MEDITATIVE AND DESCRIPTIVE POETRY
On the whole, the most interesting of all the forgotten verse of this neglected century, the most readable and from the standpoint of literary development the most significant, is to be found among descriptive poems. These include, it should be observed, the greatest unrimed pieces of the period, The Seasons, The Task, and The Prelude; and in them may be traced the course of two of the more notable movements in modern life and literature, -- the development of the love of nature and of the power to express that love in poetry. These two things we commonly think of as synonymous, and thus do serious injustice to our earlier writers. Yet we know that even to-day, when nature-worship has become a fad, there are many mute, inglorious Wordsworths, as well as writers who give very inadequate expression to their love of the out-of-doors. How much more difficult must the writing of descriptive verse have been at a time when the leading poets of the day could find no better words for the miracle of spring than "Blushing Flora paints th' enamelled ground”!1

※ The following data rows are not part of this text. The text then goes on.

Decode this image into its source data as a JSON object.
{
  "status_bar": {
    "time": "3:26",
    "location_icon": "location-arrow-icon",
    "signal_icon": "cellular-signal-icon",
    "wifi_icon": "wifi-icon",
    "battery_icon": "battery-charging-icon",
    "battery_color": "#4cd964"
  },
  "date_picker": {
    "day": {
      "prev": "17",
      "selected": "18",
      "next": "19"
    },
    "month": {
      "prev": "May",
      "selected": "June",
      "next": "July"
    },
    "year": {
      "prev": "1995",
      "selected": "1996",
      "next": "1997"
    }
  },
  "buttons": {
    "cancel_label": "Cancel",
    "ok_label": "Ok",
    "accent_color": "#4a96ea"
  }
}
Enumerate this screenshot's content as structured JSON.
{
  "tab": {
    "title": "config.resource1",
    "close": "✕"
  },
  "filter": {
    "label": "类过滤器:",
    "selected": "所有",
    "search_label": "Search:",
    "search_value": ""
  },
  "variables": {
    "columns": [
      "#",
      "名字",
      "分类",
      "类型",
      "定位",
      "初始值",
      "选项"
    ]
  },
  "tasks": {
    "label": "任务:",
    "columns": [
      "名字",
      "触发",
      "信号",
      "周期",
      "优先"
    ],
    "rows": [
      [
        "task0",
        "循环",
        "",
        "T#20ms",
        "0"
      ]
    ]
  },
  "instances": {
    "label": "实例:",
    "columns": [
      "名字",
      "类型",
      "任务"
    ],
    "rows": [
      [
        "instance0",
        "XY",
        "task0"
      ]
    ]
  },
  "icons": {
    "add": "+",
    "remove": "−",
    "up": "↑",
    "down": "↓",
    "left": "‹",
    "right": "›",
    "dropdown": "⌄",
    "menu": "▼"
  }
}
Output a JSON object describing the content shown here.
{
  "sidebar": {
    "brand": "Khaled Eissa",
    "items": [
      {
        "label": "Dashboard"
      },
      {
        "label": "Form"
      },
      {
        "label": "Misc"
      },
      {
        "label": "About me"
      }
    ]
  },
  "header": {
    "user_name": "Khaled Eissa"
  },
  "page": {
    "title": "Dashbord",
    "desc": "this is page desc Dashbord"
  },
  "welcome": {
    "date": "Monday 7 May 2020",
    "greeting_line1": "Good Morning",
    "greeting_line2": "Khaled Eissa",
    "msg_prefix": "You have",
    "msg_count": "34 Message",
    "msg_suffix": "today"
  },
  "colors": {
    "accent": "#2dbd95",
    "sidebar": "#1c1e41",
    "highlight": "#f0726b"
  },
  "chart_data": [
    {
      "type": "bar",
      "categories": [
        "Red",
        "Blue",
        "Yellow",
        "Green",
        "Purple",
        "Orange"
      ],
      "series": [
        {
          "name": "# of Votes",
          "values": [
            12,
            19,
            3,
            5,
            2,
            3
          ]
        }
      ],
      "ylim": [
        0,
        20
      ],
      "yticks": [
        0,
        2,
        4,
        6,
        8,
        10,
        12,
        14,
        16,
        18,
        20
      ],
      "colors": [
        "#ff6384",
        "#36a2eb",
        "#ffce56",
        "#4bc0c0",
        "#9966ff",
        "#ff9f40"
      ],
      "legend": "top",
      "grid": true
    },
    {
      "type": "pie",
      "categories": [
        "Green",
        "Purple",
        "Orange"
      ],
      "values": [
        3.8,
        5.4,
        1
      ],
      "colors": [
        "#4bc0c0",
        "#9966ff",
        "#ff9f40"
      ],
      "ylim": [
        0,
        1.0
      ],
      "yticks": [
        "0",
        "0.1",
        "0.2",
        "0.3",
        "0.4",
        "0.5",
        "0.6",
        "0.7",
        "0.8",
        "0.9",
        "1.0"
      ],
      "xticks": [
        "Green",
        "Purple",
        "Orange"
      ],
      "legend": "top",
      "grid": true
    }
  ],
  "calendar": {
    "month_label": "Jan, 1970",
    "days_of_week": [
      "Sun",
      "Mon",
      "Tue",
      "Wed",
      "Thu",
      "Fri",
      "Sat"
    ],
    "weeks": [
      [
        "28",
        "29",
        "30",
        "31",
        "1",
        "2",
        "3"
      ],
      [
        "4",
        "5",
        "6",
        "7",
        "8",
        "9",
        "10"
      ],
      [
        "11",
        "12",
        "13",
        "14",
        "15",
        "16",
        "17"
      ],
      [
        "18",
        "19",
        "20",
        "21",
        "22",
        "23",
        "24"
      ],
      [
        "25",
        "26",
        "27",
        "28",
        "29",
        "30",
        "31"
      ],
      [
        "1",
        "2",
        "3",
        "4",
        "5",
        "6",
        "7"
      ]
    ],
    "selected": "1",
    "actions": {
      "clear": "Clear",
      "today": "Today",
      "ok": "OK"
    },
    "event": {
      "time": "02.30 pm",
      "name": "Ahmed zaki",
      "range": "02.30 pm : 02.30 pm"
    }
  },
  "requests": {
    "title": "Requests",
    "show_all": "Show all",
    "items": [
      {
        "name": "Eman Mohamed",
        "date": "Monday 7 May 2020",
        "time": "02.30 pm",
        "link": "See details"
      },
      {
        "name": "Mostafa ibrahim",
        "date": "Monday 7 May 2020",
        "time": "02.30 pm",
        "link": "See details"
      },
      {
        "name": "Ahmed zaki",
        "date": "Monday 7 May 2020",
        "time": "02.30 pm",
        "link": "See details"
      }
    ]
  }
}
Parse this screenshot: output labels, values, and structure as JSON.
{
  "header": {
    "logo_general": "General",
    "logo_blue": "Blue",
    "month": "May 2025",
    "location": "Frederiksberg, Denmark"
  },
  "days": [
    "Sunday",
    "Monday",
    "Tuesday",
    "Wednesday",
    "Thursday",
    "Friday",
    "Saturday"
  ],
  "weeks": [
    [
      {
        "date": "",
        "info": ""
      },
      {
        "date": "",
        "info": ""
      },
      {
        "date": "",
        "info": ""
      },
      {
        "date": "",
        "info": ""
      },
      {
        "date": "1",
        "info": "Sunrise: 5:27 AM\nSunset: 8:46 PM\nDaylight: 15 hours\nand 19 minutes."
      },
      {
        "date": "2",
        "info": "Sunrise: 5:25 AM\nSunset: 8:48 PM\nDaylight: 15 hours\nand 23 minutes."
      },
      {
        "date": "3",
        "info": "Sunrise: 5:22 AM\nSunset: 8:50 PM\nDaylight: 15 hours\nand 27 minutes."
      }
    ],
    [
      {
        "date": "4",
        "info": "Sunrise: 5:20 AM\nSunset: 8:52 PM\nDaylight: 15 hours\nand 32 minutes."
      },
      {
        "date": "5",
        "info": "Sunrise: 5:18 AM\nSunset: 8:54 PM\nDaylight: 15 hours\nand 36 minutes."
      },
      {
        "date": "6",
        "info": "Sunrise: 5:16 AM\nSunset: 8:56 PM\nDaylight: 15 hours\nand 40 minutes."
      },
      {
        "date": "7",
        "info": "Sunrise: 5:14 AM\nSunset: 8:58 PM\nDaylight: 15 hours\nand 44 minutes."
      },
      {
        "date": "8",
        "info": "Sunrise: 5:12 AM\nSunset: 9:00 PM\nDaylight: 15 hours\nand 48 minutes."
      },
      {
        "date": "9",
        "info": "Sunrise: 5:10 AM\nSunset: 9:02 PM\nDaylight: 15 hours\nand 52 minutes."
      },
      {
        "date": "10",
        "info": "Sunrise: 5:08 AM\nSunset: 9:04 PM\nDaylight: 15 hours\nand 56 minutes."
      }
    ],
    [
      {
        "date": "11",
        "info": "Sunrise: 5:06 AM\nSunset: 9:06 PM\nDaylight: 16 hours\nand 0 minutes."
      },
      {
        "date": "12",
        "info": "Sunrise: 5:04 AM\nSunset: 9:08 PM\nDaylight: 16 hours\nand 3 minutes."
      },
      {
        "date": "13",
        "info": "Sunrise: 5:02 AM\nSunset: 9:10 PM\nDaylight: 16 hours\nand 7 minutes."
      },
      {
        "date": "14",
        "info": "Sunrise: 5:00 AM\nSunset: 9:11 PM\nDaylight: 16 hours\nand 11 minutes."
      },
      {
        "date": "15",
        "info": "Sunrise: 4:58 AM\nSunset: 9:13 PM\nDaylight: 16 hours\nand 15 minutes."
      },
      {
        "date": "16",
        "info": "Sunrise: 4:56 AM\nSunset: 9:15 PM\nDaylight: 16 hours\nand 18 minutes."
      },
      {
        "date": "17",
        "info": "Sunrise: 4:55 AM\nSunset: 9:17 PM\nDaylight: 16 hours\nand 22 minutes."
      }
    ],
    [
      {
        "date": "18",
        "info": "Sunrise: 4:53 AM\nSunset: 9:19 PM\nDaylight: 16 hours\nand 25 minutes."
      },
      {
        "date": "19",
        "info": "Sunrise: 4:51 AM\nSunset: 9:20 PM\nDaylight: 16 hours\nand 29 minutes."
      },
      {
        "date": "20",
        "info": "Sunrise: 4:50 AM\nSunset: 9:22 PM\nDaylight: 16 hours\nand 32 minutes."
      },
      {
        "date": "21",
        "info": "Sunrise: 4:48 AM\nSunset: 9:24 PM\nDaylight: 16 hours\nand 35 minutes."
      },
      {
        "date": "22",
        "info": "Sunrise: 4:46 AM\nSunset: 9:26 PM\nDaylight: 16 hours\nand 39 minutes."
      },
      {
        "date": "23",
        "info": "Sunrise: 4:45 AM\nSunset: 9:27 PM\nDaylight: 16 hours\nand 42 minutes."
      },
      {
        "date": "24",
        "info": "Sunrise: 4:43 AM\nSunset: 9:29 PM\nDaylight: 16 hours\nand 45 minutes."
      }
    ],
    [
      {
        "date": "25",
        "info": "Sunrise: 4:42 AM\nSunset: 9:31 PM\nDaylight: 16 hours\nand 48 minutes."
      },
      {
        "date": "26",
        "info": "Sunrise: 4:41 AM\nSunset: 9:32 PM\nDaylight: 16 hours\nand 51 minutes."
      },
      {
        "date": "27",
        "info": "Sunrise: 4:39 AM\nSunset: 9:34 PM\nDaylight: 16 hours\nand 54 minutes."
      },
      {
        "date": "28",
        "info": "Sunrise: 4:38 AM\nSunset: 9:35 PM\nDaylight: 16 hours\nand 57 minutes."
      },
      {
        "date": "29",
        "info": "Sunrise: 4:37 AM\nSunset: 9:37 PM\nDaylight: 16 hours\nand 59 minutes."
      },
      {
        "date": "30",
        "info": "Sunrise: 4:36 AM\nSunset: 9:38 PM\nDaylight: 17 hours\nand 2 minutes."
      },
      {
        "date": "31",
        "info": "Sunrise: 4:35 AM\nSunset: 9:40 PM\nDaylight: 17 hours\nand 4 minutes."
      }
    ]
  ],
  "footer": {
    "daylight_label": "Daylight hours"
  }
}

There is no warrant for thinking that, because an author employs conventional phraseology and a turgid style, he does not feel the beauties of which he writes. Who would guess from the poems alone the intense love of nature which lay behind Wordsworth's Descriptive Sketches and the odes of Gray? Yet much had been done before these men wrote. Wordsworth, like Burns, was the culmination of a long line of development, of unconscious divergence from accepted forms, of experimentation, failure, and partial success. What would either of them have done had he been born a century earlier? What might The Seasons have been had it come at the end instead of the beginning of its century? The world will never be sufficiently grateful for the forgotten men who drained bogs, felled trees, removed stumps and boulders, ploughed, harrowed, and fertilized the soil, to add new fields to the pleasant land of poesie, — fields which Wordsworth, Shelley, and Tennyson found ready for their use. If we keep in mind the great cause which these unknown men were helping to advance, if we look for it behind what they said to what they prob
Pope, Windsor Forest, 38; Thomson, Lines on Marlefield, 20.